TASK: Scan the entries below for the word "Body", then copy each line that holds it.

Component data from apps and pages:
※

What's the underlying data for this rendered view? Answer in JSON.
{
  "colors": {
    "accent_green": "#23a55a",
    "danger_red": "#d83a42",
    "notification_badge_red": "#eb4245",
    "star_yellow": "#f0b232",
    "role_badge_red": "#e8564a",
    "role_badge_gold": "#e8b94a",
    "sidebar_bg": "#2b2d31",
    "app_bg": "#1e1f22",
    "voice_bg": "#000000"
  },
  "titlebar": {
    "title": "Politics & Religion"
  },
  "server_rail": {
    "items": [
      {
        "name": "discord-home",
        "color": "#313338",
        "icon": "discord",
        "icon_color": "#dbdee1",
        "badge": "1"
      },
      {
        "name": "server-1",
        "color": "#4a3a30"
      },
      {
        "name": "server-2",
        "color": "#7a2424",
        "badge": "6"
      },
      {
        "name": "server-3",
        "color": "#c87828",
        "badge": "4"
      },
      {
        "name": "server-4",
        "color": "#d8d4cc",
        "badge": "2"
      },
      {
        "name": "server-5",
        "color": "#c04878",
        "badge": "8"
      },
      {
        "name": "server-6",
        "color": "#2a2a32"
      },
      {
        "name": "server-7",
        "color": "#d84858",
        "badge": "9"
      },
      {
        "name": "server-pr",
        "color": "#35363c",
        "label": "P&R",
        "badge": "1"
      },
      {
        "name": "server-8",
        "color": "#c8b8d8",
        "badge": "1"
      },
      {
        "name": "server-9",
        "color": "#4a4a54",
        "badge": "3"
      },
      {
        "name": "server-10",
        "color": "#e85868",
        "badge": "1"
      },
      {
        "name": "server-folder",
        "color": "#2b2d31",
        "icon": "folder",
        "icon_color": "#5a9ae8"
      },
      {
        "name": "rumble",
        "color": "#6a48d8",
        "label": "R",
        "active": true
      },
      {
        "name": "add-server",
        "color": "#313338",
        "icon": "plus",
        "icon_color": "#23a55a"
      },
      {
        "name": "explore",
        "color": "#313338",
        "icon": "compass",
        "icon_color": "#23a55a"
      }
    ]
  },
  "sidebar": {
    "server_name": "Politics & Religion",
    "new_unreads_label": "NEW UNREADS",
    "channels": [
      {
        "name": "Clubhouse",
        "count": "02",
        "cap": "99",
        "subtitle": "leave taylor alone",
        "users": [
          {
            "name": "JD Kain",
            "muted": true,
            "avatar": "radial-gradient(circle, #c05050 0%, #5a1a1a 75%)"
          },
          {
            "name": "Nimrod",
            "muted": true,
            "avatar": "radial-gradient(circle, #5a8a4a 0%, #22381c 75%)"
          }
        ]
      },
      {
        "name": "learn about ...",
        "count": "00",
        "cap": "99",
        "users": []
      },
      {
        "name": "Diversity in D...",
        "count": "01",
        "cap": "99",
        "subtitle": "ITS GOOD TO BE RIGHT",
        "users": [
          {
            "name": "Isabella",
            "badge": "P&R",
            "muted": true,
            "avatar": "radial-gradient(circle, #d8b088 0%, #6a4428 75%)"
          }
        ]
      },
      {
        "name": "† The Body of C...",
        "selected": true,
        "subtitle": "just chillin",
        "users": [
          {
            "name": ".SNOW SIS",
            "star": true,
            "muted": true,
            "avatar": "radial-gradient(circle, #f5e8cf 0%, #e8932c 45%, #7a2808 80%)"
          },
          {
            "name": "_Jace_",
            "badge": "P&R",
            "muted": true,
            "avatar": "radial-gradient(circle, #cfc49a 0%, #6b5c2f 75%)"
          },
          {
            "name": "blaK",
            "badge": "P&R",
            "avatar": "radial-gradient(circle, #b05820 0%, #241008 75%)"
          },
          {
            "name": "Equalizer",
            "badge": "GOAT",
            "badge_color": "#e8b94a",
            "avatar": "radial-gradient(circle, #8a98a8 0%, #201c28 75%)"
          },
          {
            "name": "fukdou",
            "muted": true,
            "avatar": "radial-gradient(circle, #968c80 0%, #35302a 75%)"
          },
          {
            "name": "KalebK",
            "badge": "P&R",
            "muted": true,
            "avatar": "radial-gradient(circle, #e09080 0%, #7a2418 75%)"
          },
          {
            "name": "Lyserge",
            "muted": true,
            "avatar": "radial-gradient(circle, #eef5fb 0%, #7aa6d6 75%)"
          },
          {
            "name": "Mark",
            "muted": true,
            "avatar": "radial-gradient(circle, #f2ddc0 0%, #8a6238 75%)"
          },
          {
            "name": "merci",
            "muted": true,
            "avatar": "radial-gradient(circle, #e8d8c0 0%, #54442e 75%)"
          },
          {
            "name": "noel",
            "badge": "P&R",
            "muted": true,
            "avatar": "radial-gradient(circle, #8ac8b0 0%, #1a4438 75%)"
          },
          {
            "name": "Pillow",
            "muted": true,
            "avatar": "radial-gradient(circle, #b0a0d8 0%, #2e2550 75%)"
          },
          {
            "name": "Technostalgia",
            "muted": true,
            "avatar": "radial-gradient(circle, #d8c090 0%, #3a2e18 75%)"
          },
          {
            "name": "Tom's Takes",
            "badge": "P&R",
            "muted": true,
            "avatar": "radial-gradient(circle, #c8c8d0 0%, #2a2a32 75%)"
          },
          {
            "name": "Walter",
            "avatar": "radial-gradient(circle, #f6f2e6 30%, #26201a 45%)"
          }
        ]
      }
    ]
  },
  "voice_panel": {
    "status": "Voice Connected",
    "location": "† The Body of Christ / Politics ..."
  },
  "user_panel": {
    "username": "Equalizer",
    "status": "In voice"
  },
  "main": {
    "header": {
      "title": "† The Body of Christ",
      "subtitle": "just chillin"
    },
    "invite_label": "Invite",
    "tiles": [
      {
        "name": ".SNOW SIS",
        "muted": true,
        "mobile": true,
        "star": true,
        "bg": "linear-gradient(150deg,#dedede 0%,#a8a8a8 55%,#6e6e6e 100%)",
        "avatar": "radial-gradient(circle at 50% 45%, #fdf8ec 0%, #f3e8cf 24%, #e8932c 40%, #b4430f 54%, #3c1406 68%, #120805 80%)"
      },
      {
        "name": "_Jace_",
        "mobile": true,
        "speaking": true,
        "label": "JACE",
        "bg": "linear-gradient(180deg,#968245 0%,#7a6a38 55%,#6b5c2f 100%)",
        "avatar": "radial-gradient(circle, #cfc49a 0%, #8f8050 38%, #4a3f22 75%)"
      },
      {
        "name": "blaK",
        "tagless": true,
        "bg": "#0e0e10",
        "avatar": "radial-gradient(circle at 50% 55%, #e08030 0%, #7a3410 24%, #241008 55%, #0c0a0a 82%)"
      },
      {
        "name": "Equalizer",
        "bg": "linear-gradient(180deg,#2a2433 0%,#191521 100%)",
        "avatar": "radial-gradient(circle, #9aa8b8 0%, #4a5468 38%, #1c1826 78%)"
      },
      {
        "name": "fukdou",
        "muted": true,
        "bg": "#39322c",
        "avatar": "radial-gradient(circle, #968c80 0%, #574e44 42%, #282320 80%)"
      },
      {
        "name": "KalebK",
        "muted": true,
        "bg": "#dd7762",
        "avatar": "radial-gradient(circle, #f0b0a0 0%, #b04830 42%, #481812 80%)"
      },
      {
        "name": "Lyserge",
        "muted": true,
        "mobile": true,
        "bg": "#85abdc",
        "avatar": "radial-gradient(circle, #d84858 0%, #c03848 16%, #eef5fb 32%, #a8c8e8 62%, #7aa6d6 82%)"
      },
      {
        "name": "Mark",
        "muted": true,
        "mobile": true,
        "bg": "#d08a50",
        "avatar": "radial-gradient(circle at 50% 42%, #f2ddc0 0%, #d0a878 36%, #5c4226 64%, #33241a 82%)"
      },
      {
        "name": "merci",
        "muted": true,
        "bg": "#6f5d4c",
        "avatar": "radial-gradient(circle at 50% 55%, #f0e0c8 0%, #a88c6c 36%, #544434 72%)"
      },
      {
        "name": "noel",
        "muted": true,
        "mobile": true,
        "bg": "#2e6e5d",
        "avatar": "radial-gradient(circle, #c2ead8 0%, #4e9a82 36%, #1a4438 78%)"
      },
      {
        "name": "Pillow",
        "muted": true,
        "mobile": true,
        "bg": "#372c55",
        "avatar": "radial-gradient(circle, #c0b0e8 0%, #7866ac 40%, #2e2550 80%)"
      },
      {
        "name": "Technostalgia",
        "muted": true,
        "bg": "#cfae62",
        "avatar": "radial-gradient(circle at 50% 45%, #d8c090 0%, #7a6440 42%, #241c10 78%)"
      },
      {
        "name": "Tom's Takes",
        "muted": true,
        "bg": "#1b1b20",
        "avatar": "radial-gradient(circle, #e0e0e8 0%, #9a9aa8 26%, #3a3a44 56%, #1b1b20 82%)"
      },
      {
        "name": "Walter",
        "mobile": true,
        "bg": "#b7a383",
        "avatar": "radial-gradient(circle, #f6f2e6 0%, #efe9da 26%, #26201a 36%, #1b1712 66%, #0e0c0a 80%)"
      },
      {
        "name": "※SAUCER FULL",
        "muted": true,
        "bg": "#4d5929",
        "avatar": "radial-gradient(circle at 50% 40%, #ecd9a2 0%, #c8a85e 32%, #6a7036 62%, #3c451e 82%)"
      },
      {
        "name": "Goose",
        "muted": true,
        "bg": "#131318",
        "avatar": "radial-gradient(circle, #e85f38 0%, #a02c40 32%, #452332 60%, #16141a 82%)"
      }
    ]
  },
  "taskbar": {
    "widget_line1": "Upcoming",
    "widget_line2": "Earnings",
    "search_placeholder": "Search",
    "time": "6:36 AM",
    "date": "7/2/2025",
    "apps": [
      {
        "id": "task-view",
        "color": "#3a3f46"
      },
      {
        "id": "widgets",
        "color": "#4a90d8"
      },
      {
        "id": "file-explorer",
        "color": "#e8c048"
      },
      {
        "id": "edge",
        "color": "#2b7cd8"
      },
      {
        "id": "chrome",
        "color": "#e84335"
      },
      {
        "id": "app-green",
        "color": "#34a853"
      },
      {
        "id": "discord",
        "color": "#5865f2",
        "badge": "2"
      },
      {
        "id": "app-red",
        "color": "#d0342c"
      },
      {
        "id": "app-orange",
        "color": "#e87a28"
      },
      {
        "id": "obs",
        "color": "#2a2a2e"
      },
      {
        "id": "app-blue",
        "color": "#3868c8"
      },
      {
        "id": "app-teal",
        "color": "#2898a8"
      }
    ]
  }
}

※

SOLUTION TO THIS EXERCISE:
        "name": "† The Body of C...",
    "location": "† The Body of Christ / Politics ..."
      "title": "† The Body of Christ",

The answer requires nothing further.